For younger residents, Patton began another initiative, Create Art Not Violence. It’s an effort to help kids overcome traumatic experiences through poetry, hip-hop, arts and crafts, or film. His partners include several local schools, the Boys & Girls Club and the Museum of Contemporary Art Cleveland.
“He wears his trauma through his work,” said Alesia Corpening, 25, Patton’s business partner in a for-profit venture called Clubhouse Essentials, whose space houses the Ghetto Therapy sessions on Wednesday evenings. “He’s experienced a lot of different things, whether it’s being in prison or gun violence. It shows in his work.”

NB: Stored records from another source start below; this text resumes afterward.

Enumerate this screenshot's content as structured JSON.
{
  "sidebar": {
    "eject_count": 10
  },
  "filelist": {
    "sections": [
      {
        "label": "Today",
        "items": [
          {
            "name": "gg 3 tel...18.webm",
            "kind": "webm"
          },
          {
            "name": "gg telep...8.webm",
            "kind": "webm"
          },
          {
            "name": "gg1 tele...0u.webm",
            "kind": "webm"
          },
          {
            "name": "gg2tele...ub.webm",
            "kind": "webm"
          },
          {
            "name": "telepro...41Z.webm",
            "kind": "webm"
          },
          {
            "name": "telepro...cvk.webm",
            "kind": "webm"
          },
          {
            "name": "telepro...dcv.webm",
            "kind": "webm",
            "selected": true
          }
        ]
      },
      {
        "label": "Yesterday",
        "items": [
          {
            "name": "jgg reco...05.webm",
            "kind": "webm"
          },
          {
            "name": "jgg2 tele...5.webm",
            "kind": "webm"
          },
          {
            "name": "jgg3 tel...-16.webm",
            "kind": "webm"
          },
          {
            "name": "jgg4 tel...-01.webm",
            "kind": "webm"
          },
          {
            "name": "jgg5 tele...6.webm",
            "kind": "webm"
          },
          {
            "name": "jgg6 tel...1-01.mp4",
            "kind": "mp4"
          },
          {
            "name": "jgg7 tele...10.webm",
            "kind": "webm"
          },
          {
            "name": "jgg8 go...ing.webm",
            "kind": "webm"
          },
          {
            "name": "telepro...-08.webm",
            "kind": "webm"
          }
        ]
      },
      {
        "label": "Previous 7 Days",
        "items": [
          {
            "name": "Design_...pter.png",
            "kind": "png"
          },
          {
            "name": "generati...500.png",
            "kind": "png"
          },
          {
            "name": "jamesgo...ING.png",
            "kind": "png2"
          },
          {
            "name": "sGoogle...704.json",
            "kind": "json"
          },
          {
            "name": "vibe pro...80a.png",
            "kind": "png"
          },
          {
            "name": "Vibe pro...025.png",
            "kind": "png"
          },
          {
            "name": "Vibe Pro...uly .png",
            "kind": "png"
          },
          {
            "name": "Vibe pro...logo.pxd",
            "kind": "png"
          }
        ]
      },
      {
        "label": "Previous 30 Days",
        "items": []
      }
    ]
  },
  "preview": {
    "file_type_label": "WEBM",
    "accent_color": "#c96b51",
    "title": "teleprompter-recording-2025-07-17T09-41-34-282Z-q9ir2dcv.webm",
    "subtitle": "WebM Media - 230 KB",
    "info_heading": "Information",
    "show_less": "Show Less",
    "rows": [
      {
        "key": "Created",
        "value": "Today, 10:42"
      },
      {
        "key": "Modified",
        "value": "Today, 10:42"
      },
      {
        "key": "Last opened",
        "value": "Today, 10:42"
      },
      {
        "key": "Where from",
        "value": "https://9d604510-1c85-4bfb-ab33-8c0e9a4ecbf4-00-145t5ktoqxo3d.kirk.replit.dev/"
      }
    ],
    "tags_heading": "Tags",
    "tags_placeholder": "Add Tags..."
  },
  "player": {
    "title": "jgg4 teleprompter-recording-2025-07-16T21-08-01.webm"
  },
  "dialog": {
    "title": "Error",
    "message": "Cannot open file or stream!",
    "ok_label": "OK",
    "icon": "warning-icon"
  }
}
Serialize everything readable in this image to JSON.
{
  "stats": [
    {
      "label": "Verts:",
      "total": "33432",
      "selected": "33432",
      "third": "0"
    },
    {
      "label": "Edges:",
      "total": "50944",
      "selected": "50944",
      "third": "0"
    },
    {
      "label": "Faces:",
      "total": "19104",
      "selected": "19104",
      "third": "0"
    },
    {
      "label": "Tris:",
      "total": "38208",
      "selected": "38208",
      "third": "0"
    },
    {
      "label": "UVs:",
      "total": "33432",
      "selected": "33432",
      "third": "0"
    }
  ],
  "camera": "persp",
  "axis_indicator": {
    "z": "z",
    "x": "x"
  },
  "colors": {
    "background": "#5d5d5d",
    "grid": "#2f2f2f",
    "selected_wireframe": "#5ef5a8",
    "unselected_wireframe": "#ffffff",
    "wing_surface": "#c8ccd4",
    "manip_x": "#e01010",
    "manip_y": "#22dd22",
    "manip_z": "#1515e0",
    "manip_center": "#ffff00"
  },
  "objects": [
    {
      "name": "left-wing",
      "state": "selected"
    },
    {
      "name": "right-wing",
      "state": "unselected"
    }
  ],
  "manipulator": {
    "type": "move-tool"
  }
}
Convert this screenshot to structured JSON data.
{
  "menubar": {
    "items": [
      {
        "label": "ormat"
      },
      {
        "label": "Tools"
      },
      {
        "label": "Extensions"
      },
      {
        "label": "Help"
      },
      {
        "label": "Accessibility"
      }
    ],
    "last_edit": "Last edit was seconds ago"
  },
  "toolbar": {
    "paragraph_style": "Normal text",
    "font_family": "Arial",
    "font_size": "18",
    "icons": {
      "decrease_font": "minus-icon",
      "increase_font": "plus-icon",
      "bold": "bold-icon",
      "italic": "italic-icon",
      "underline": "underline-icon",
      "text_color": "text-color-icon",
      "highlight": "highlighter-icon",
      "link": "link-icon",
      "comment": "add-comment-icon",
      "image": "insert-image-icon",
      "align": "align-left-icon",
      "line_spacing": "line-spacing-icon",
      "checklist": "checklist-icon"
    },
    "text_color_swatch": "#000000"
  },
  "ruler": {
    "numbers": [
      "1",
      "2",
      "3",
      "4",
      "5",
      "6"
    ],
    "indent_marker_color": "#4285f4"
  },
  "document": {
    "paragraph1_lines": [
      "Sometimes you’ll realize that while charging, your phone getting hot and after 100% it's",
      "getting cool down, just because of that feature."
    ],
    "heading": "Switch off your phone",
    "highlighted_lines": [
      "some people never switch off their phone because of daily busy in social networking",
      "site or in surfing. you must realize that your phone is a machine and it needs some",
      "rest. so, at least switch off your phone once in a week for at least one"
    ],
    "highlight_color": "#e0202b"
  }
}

Patton would be the first to tell you that his prison experience helped turn him around — to the point that he’s a boon to the community, not a bane. Just as important, Corpening said, Patton is motivated by his notion that Outhwaite residents can work more closely together. He knows he got a late start in making the place better.
“That traumatic experience, there is something I see that man fight through every day,” she said. “The work he’s doing, the passion, the consistency that ‘nothing can get in the way of this journey I’ve set in front of me.’ ”
“Walter Patton has done an incredible job at fixing something he didn’t create, and he deserves credit for that,” Rich said. “But there are some people who think, ‘Well, he just made up for stuff he did. He’s just fixing his own mistakes.’ That’s not true. He is fixing our mistakes.”
If Patton ever needed a reminder of his mission, he got one on Oct. 22. On that day, one of the worst tragedies in the long history of Outhwaite occurred. A 12-year-old boy shot a 17-year-old in the chest and killed him in front of the Lonnie Burten Recreation Center. It’s the same location where, in 2005, Patton lost his best friend to gunfire.
There would be memorial T-shirts for the victim, Marlon Oliver. Balloons of every color festooned the fence at the recreation center. Dozens of young mourners came to the funeral home to send Marlon off, many angry at the loss of their friend, their pain compounding.
Through Create Art Not Violence, Patton has been documenting life in the cinder block projects. He made a short film called Before I Get to School and Marlon was in it. The shooter had been featured in one of Patton’s short music videos called The Projects Made Me.
I asked Patton if he was emotionally well after Marlon’s death. He told me he was OK, but he added, “I don’t grieve.”
And, of course, he skipped the funeral.